Last year I posted on my Instagram stories that I felt the need to share my journey thus far as a new food entrepreneur. Well here it is! I have been reflecting on what I should say in this blog. As a true Virgo I contemplated deeply about it, analyzed, overanalyzed, "waiting for the right time", etc. During one of my daily walks I was listening to some people on the Club House app talking about affirmations and engaging in inspirational conversation. There were so many gems and powerful stories being shared. During their dialogue, one of the participants mentioned a quote that really resonated with me. It's the subtitle of this blog post. This statement is from the inspirational Brene Brown. I recognized her name once it was brought up because I listened to a Ted Talk that she did awhile ago. I was also introduced to her at my former job during a workshop. If you are interested in learning more check out the video here.
That quote resonated with me because I would consider myself to be an advocate for mental health with vulnerability and transparency at the forefront. Growing up I was not given the privilege to express my truth in full context. If you grew up in an African home or immigrant home then you may be able to understand where I am coming from. Expressing how you truly felt was seen as a sign of disrespect or talking back. So I think the way I internalized that was to not speak at all and/or not be honest with myself or others. After several years, I am still in the process of unlearning some things that were culturally and socially ingrained. I've learned it's okay to be honest with yourself and others. It's okay to show that vulnerable side.
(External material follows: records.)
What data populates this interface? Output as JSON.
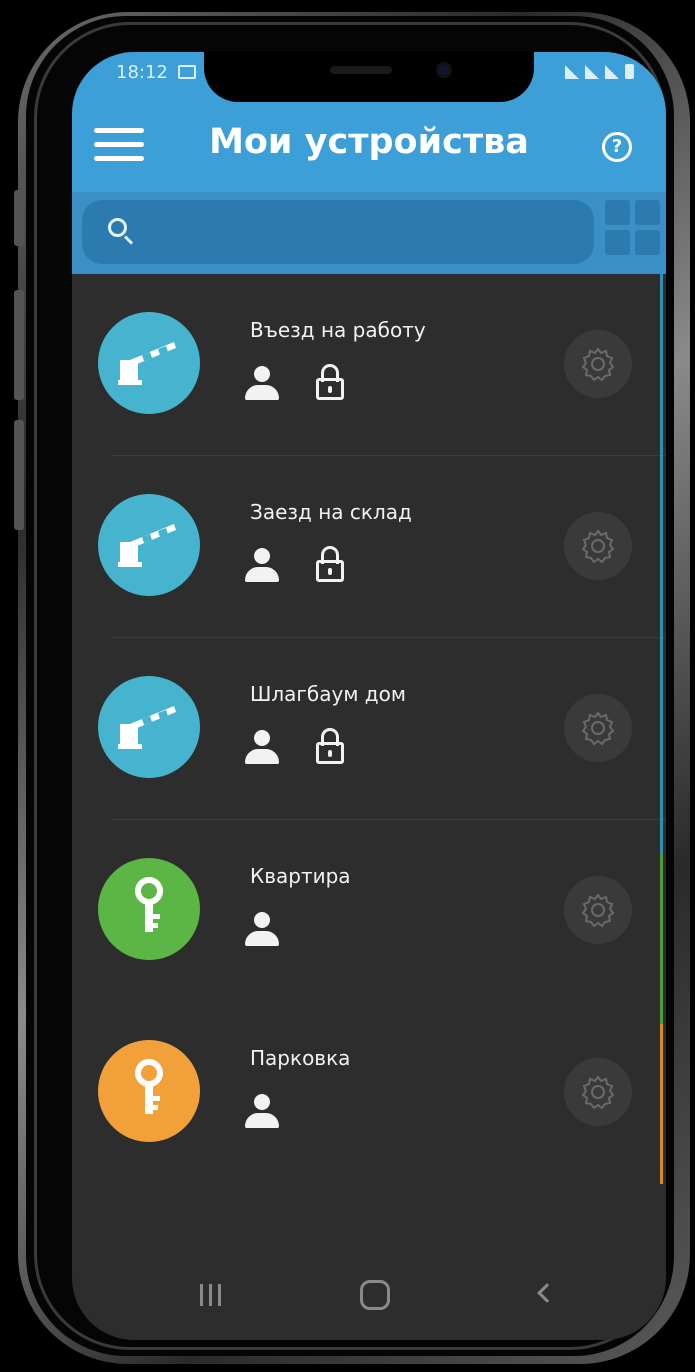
{
  "status_bar": {
    "time": "18:12"
  },
  "header": {
    "title": "Мои устройства",
    "menu_icon": "hamburger-icon",
    "help_icon": "help-circle-icon",
    "help_glyph": "?",
    "grid_icon": "grid-view-icon"
  },
  "search": {
    "placeholder": "",
    "value": ""
  },
  "devices": [
    {
      "name": "Въезд на работу",
      "icon": "barrier-gate-icon",
      "color": "#47b4cf",
      "has_lock": true
    },
    {
      "name": "Заезд на склад",
      "icon": "barrier-gate-icon",
      "color": "#47b4cf",
      "has_lock": true
    },
    {
      "name": "Шлагбаум дом",
      "icon": "barrier-gate-icon",
      "color": "#47b4cf",
      "has_lock": true
    },
    {
      "name": "Квартира",
      "icon": "key-icon",
      "color": "#5bb645",
      "has_lock": false
    },
    {
      "name": "Парковка",
      "icon": "key-icon",
      "color": "#f2a03a",
      "has_lock": false
    }
  ],
  "colors": {
    "header": "#3d9fd8",
    "background": "#2d2d2d",
    "barrier": "#47b4cf",
    "green": "#5bb645",
    "orange": "#f2a03a"
  }
}
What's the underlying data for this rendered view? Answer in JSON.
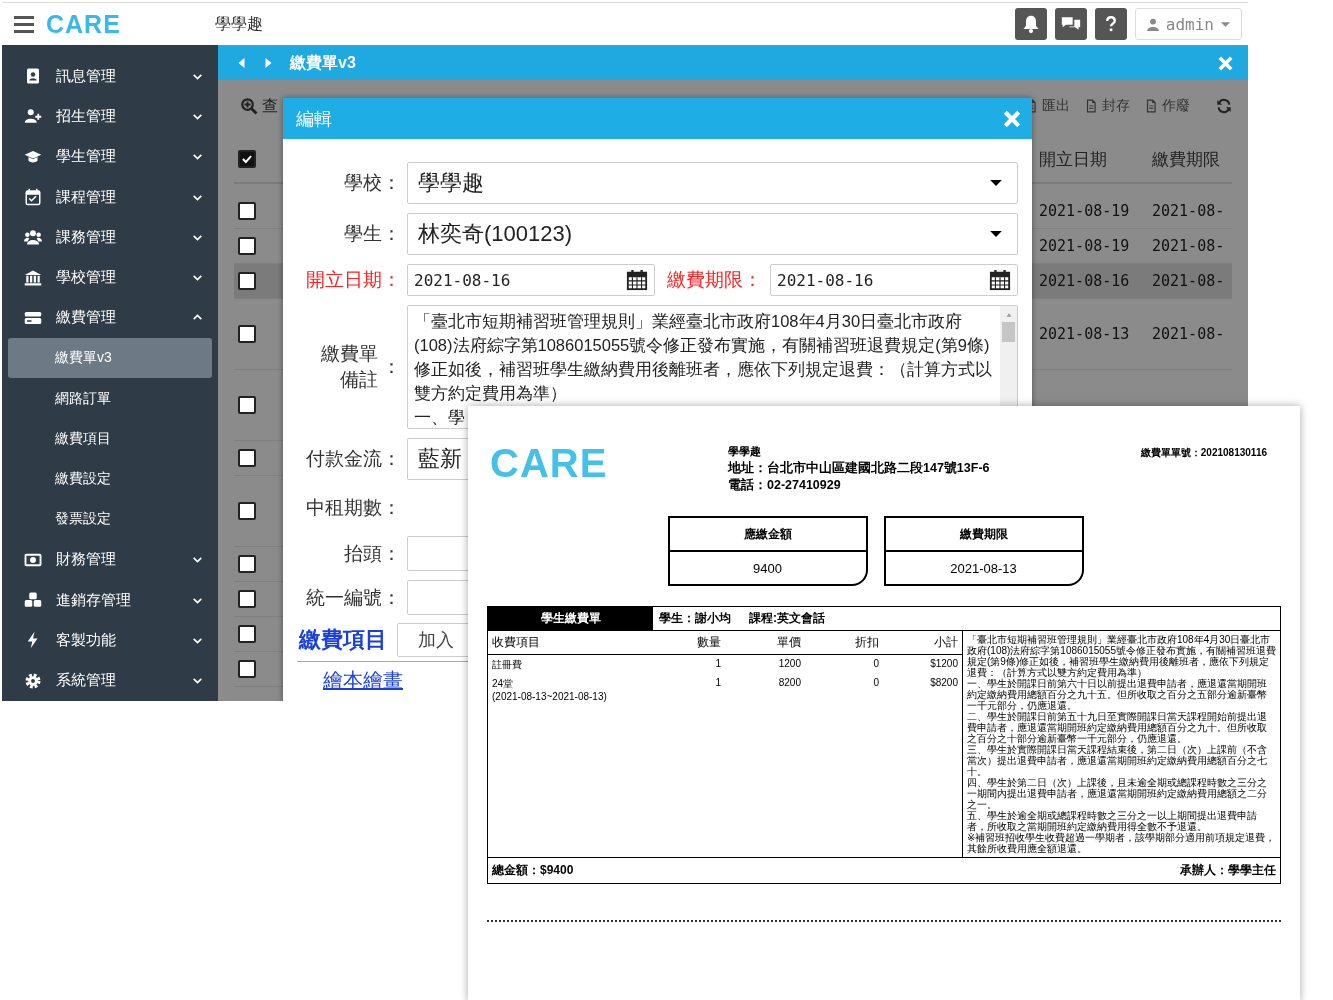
{
  "topbar": {
    "logo": "CARE",
    "school": "學學趣",
    "user": "admin"
  },
  "sidebar": {
    "items": [
      {
        "label": "訊息管理",
        "expanded": false
      },
      {
        "label": "招生管理",
        "expanded": false
      },
      {
        "label": "學生管理",
        "expanded": false
      },
      {
        "label": "課程管理",
        "expanded": false
      },
      {
        "label": "課務管理",
        "expanded": false
      },
      {
        "label": "學校管理",
        "expanded": false
      },
      {
        "label": "繳費管理",
        "expanded": true,
        "children": [
          {
            "label": "繳費單v3",
            "selected": true
          },
          {
            "label": "網路訂單",
            "selected": false
          },
          {
            "label": "繳費項目",
            "selected": false
          },
          {
            "label": "繳費設定",
            "selected": false
          },
          {
            "label": "發票設定",
            "selected": false
          }
        ]
      },
      {
        "label": "財務管理",
        "expanded": false
      },
      {
        "label": "進銷存管理",
        "expanded": false
      },
      {
        "label": "客製功能",
        "expanded": false
      },
      {
        "label": "系統管理",
        "expanded": false
      }
    ]
  },
  "tab": {
    "title": "繳費單v3"
  },
  "toolbar": {
    "search": "查",
    "actions": [
      "匯出",
      "封存",
      "作廢"
    ]
  },
  "table": {
    "columns": [
      "開立日期",
      "繳費期限"
    ],
    "all_checked": true,
    "rows": [
      {
        "checked": false,
        "selected": false,
        "issue_date": "2021-08-19",
        "due_date": "2021-08-"
      },
      {
        "checked": false,
        "selected": false,
        "issue_date": "2021-08-19",
        "due_date": "2021-08-"
      },
      {
        "checked": false,
        "selected": true,
        "issue_date": "2021-08-16",
        "due_date": "2021-08-"
      },
      {
        "checked": false,
        "selected": false,
        "issue_date": "2021-08-13",
        "due_date": "2021-08-"
      },
      {
        "checked": false,
        "selected": false
      },
      {
        "checked": false,
        "selected": false
      },
      {
        "checked": false,
        "selected": false
      },
      {
        "checked": false,
        "selected": false
      },
      {
        "checked": false,
        "selected": false
      },
      {
        "checked": false,
        "selected": false
      },
      {
        "checked": false,
        "selected": false
      }
    ]
  },
  "modal": {
    "title": "編輯",
    "school": {
      "label": "學校：",
      "value": "學學趣",
      "required": false
    },
    "student": {
      "label": "學生：",
      "value": "林奕奇(100123)",
      "required": false
    },
    "issue_date": {
      "label": "開立日期：",
      "value": "2021-08-16",
      "required": true
    },
    "due_date": {
      "label": "繳費期限：",
      "value": "2021-08-16",
      "required": true
    },
    "memo": {
      "label": "繳費單備註",
      "colon": "：",
      "lines": [
        "「臺北市短期補習班管理規則」業經臺北市政府108年4月30日臺北市政府(108)法府綜字第1086015055號令修正發布實施，有關補習班退費規定(第9條)修正如後，補習班學生繳納費用後離班者，應依下列規定退費：（計算方式以雙方約定費用為準）",
        "一、學"
      ]
    },
    "payment": {
      "label": "付款金流：",
      "value": "藍新",
      "required": false
    },
    "installments": {
      "label": "中租期數：",
      "required": false
    },
    "invoice_title": {
      "label": "抬頭：",
      "required": false
    },
    "tax_id": {
      "label": "統一編號：",
      "required": false
    },
    "items_heading": "繳費項目",
    "add_button": "加入",
    "item_link": "繪本繪畫"
  },
  "receipt": {
    "logo": "CARE",
    "school": "學學趣",
    "address": "地址：台北市中山區建國北路二段147號13F-6",
    "phone": "電話：02-27410929",
    "number": "繳費單單號：202108130116",
    "boxes": [
      {
        "label": "應繳金額",
        "value": "9400"
      },
      {
        "label": "繳費期限",
        "value": "2021-08-13"
      }
    ],
    "title": "學生繳費單",
    "student": "學生：謝小均",
    "course": "課程:英文會話",
    "columns": [
      "收費項目",
      "數量",
      "單價",
      "折扣",
      "小計"
    ],
    "items": [
      {
        "name": "註冊費",
        "quantity": "1",
        "price": "1200",
        "discount": "0",
        "subtotal": "$1200"
      },
      {
        "name": "24堂",
        "period": "(2021-08-13~2021-08-13)",
        "quantity": "1",
        "price": "8200",
        "discount": "0",
        "subtotal": "$8200"
      }
    ],
    "terms": [
      "「臺北市短期補習班管理規則」業經臺北市政府108年4月30日臺北市政府(108)法府綜字第1086015055號令修正發布實施，有關補習班退費規定(第9條)修正如後，補習班學生繳納費用後離班者，應依下列規定退費：（計算方式以雙方約定費用為準）",
      "一、學生於開課日前第六十日以前提出退費申請者，應退還當期開班約定繳納費用總額百分之九十五。但所收取之百分之五部分逾新臺幣一千元部分，仍應退還。",
      "二、學生於開課日前第五十九日至實際開課日當天課程開始前提出退費申請者，應退還當期開班約定繳納費用總額百分之九十。但所收取之百分之十部分逾新臺幣一千元部分，仍應退還。",
      "三、學生於實際開課日當天課程結束後，第二日（次）上課前（不含當次）提出退費申請者，應退還當期開班約定繳納費用總額百分之七十。",
      "四、學生於第二日（次）上課後，且未逾全期或總課程時數之三分之一期間內提出退費申請者，應退還當期開班約定繳納費用總額之二分之一。",
      "五、學生於逾全期或總課程時數之三分之一以上期間提出退費申請者，所收取之當期開班約定繳納費用得全數不予退還。",
      "※補習班招收學生收費超過一學期者，該學期部分適用前項規定退費，其餘所收費用應全額退還。"
    ],
    "total": "總金額：$9400",
    "handler": "承辦人：學學主任"
  }
}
It's okay to be transparent about the good and the bad. In the context of food, it's like cracking that hard layer of candy to reveal the sweet center. The more I did it, the easier it became.
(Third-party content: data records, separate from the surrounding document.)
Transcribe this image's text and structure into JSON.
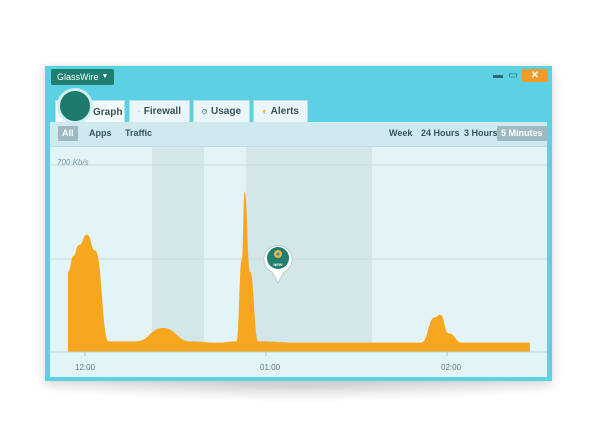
{
  "app": {
    "menu_label": "GlassWire"
  },
  "window_controls": {
    "minimize": "▬",
    "maximize": "▭",
    "close": "✕"
  },
  "tabs": [
    {
      "label": "Graph",
      "icon": "logo",
      "active": true
    },
    {
      "label": "Firewall",
      "icon": "flame-icon"
    },
    {
      "label": "Usage",
      "icon": "gauge-icon"
    },
    {
      "label": "Alerts",
      "icon": "bulb-icon"
    }
  ],
  "filters": {
    "left": [
      "All",
      "Apps",
      "Traffic"
    ],
    "right": [
      "Week",
      "24 Hours",
      "3 Hours",
      "5 Minutes"
    ],
    "selected_left": "All",
    "selected_right": "5 Minutes"
  },
  "chart": {
    "y_label": "700 Kb/s",
    "x_labels": [
      "12:00",
      "01:00",
      "02:00"
    ],
    "pin_label": "NEW",
    "colors": {
      "fill": "#f6a61f",
      "bg": "#e3f4f8",
      "band": "#d3e6ea",
      "pin": "#1f7e6e"
    }
  },
  "chart_data": {
    "type": "area",
    "ylabel": "700 Kb/s",
    "x": [
      "11:55",
      "11:57",
      "11:59",
      "12:02",
      "12:05",
      "12:10",
      "12:20",
      "12:30",
      "12:40",
      "12:50",
      "12:57",
      "12:59",
      "01:00",
      "01:02",
      "01:05",
      "01:20",
      "01:40",
      "01:55",
      "02:05",
      "02:10",
      "02:12",
      "02:15",
      "02:20",
      "02:30",
      "02:40",
      "02:45"
    ],
    "series": [
      {
        "values": [
          300,
          360,
          400,
          440,
          380,
          40,
          40,
          90,
          40,
          35,
          40,
          350,
          600,
          300,
          40,
          35,
          35,
          35,
          35,
          130,
          140,
          70,
          35,
          35,
          35,
          35
        ]
      }
    ],
    "ylim": [
      0,
      700
    ],
    "grid": true
  }
}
Back In August 2020, I quit my 9-5 job working in public health at a non profit organization. It was one of the hardest things I had to do. However, at that time, I decided that I needed to be honest about how I felt. While contemplating on the dilemma, I found myself repeating sentiments that my supervisor at that time often stated during team meetings. She would observe employees and partners who were not pulling their weight or failing to meet deadlines. "Some people are just not honest with themselves," she would say. I realized I was that employee but had a hard time admitting it to myself because I wanted to impress my boss while trying to convince myself that I should be in the public health field.
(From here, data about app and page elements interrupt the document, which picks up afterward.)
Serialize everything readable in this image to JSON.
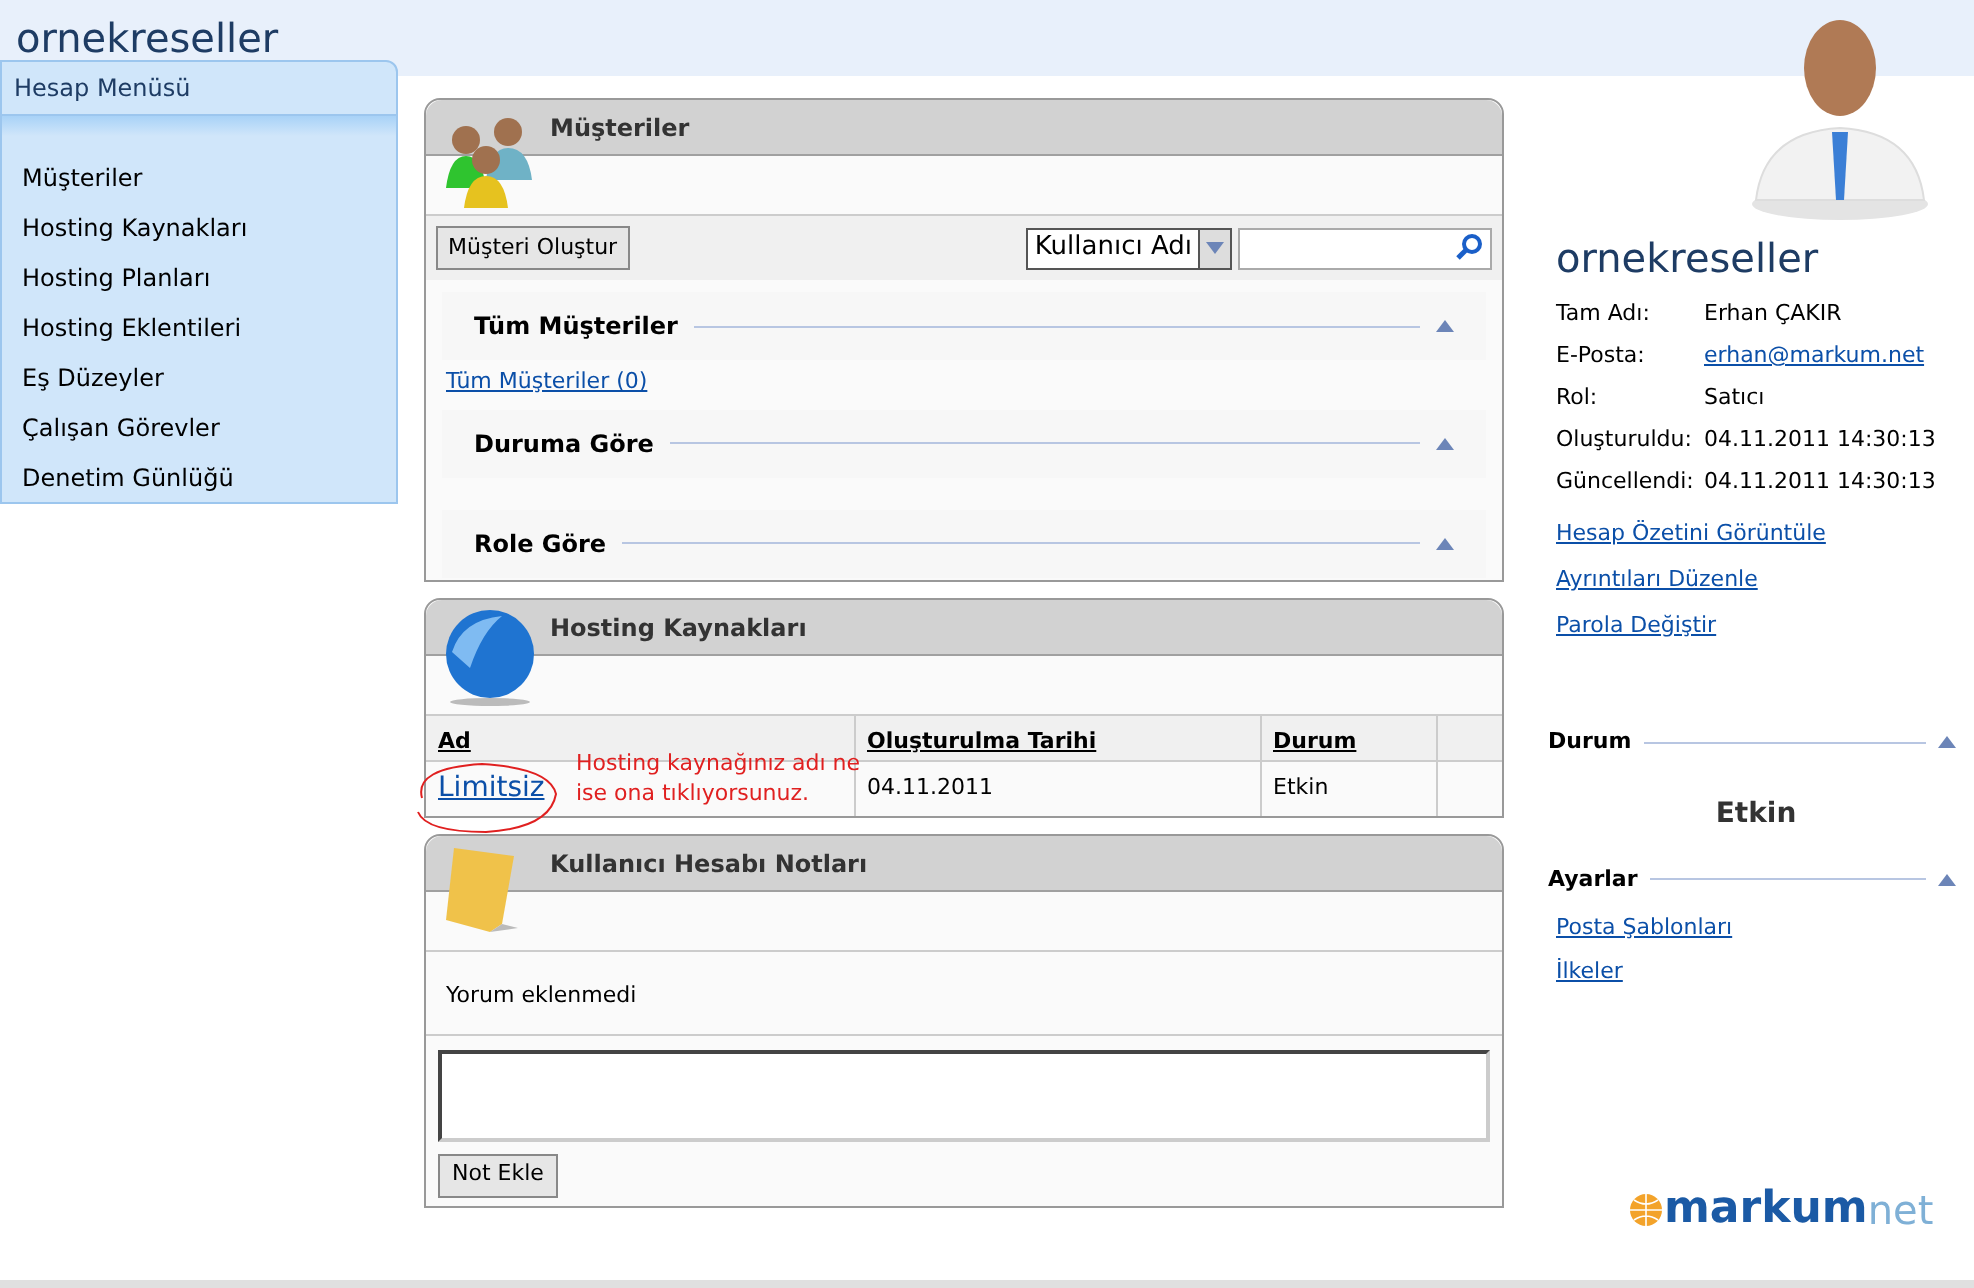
{
  "header": {
    "title": "ornekreseller"
  },
  "sidebar": {
    "title": "Hesap Menüsü",
    "items": [
      "Müşteriler",
      "Hosting Kaynakları",
      "Hosting Planları",
      "Hosting Eklentileri",
      "Eş Düzeyler",
      "Çalışan Görevler",
      "Denetim Günlüğü"
    ]
  },
  "customers_panel": {
    "title": "Müşteriler",
    "create_button": "Müşteri Oluştur",
    "search_by": "Kullanıcı Adı",
    "sections": [
      {
        "title": "Tüm Müşteriler",
        "expanded": true,
        "links": [
          "Tüm Müşteriler (0)"
        ]
      },
      {
        "title": "Duruma Göre",
        "expanded": true
      },
      {
        "title": "Role Göre",
        "expanded": true
      }
    ]
  },
  "hosting_panel": {
    "title": "Hosting Kaynakları",
    "columns": [
      "Ad",
      "Oluşturulma Tarihi",
      "Durum"
    ],
    "rows": [
      {
        "name": "Limitsiz",
        "created": "04.11.2011",
        "status": "Etkin"
      }
    ],
    "annotation": "Hosting kaynağınız adı ne ise ona tıklıyorsunuz."
  },
  "notes_panel": {
    "title": "Kullanıcı Hesabı Notları",
    "empty_text": "Yorum eklenmedi",
    "add_button": "Not Ekle"
  },
  "account": {
    "name": "ornekreseller",
    "fields": [
      {
        "label": "Tam Adı:",
        "value": "Erhan ÇAKIR",
        "kind": "text"
      },
      {
        "label": "E-Posta:",
        "value": "erhan@markum.net",
        "kind": "link"
      },
      {
        "label": "Rol:",
        "value": "Satıcı",
        "kind": "text"
      },
      {
        "label": "Oluşturuldu:",
        "value": "04.11.2011 14:30:13",
        "kind": "text"
      },
      {
        "label": "Güncellendi:",
        "value": "04.11.2011 14:30:13",
        "kind": "text"
      }
    ],
    "links": [
      "Hesap Özetini Görüntüle",
      "Ayrıntıları Düzenle",
      "Parola Değiştir"
    ],
    "status_title": "Durum",
    "status": "Etkin",
    "settings_title": "Ayarlar",
    "settings_links": [
      "Posta Şablonları",
      "İlkeler"
    ]
  },
  "logo": {
    "main": "markum",
    "suffix": "net"
  }
}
Unfortunately, I knew good and damn well that my heart was no longer in it. Deep down I knew it was time to leave but it felt like the hardest decision EVER! I discussed it with my husband and we decided to put a plan together. I had his full support which gave me the confidence I needed to take the next step. I had to tell my supervisor that I was resigning right before we were going into a very busy season. So the guilt was immense at that time. My anxiety felt like a ton of bricks on my chest. Whew chile! The day I finally had the conversation with her my nerves were so bad I cried on the Zoom call. My anxiety was through the roof!
I broke the news during an evaluation. As I finally confessed that my heart was no longer in the work, my supervisor's reaction was a clear shock. I can tell she was trying to not show any emotion. The reality was that my heart was no longer in the work and it showed in my performance. Add a global panoramic (pandemic lol) on top and ya girl was struggling! I just didn't want to be there anymore. I was also stressed out from this job. Initially, my supervisor thought I was quitting because of the evaluation. I assured her that it was not about the failed evaluation. Although it was unexpected for her, it was a long time coming for me....